The years leading up to 1914 saw a wave of strike action across Britain; at the same time there were fears of war with Germany whipped up by the press and in popular culture. Some like Bristol’s Trade Union Leader Ernest Bevin argued that workers’ interests were the same worldwide and that war would be disastrous. Nevertheless, when war broke out, patriotism won out over international brotherhood. Thousands of workers were persuaded to sign up to Kitchener’s army, including hundreds who worked in Bristol’s factories.
Initial enthusiasm, however, began to wane as recruits faced the harsh reality of warfare. Soldiers began to desert as early as September 1914. One was Alfred Jefferies, from St Philips in Bristol, who was executed by firing squad in 1916. He fought alongside his brother Arthur, who was killed in action that year in the Somme valley.

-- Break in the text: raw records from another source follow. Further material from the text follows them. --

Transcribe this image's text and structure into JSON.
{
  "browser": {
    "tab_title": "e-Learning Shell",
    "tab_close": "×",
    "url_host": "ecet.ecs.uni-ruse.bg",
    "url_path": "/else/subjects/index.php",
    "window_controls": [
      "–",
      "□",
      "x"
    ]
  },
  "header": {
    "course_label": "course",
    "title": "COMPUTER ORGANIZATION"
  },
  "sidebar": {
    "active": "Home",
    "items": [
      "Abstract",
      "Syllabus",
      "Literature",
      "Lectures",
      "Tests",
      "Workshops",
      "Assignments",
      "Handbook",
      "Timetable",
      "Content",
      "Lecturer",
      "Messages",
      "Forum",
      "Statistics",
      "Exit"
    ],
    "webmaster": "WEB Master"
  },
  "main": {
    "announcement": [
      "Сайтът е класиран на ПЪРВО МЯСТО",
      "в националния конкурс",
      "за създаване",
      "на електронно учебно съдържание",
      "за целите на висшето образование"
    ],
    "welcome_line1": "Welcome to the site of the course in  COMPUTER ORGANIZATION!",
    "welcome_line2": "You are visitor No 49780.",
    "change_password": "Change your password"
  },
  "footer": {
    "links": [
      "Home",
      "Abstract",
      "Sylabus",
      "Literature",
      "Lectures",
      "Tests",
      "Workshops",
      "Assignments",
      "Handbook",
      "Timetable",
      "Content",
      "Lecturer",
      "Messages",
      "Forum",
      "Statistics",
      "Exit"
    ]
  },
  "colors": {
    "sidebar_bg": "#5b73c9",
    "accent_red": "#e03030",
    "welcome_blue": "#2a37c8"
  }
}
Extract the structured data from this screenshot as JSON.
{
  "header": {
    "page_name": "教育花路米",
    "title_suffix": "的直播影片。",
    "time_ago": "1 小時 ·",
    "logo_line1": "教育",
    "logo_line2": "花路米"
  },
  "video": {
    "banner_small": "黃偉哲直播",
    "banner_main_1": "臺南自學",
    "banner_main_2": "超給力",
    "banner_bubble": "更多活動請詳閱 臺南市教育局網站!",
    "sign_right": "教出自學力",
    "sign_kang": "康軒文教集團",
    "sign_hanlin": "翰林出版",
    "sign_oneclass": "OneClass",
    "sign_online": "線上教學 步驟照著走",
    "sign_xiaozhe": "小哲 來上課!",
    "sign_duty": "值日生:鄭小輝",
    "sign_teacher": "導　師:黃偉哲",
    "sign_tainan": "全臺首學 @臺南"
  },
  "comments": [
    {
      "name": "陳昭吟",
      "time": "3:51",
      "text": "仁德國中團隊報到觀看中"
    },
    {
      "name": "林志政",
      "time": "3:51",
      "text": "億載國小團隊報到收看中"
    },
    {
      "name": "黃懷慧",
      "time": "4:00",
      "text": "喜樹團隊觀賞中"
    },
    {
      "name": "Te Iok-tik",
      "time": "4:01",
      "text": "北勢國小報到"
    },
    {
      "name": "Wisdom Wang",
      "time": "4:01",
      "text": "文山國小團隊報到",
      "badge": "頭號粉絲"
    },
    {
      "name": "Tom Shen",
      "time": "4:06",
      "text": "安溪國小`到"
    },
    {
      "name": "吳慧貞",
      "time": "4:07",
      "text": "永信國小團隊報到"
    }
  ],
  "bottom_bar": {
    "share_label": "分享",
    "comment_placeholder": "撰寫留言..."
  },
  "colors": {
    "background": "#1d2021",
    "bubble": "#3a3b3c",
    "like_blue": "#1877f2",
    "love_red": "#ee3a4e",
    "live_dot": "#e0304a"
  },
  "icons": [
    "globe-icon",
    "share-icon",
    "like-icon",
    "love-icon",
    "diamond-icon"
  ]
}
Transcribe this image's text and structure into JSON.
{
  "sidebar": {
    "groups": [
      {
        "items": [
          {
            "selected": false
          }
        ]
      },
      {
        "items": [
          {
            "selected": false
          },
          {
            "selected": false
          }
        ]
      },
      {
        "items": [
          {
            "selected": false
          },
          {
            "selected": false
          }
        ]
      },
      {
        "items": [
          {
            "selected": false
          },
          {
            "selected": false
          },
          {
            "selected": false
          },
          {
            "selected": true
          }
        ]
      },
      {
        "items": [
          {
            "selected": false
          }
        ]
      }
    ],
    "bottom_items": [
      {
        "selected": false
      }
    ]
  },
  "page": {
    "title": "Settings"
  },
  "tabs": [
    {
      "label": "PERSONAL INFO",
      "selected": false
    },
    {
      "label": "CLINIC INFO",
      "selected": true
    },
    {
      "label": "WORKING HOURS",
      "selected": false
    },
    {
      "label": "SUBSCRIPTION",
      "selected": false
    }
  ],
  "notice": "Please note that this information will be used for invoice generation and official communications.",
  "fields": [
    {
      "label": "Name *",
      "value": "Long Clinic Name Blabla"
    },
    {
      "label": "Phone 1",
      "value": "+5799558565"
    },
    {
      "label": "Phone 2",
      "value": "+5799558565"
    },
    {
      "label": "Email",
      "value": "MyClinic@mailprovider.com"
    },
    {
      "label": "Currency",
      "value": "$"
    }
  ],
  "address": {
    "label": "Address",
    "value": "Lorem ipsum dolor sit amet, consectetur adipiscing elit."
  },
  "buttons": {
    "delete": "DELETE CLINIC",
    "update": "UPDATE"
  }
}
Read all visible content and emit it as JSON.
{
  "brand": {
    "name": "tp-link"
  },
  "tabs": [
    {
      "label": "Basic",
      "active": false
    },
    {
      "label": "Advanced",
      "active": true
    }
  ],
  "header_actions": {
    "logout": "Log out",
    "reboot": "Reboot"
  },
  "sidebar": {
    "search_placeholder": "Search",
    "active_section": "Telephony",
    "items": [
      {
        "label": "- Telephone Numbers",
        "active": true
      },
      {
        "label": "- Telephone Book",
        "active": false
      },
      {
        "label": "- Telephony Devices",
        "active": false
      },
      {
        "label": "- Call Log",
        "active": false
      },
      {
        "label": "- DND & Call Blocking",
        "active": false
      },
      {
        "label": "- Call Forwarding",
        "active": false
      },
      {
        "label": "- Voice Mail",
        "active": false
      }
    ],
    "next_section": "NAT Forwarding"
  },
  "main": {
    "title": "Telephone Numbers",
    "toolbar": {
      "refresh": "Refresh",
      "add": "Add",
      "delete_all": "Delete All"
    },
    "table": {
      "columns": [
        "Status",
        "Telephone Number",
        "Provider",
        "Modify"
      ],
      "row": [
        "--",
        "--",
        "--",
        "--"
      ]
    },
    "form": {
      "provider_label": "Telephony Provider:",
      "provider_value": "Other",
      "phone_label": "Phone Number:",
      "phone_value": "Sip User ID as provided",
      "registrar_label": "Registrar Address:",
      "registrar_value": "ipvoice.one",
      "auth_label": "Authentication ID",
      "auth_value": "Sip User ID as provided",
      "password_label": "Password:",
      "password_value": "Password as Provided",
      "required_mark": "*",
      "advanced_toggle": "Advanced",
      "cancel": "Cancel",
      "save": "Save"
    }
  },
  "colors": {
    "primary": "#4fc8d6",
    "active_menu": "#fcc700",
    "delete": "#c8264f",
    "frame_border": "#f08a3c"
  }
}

This booklet tells their story, and examines some questions about the use of the death penalty in war.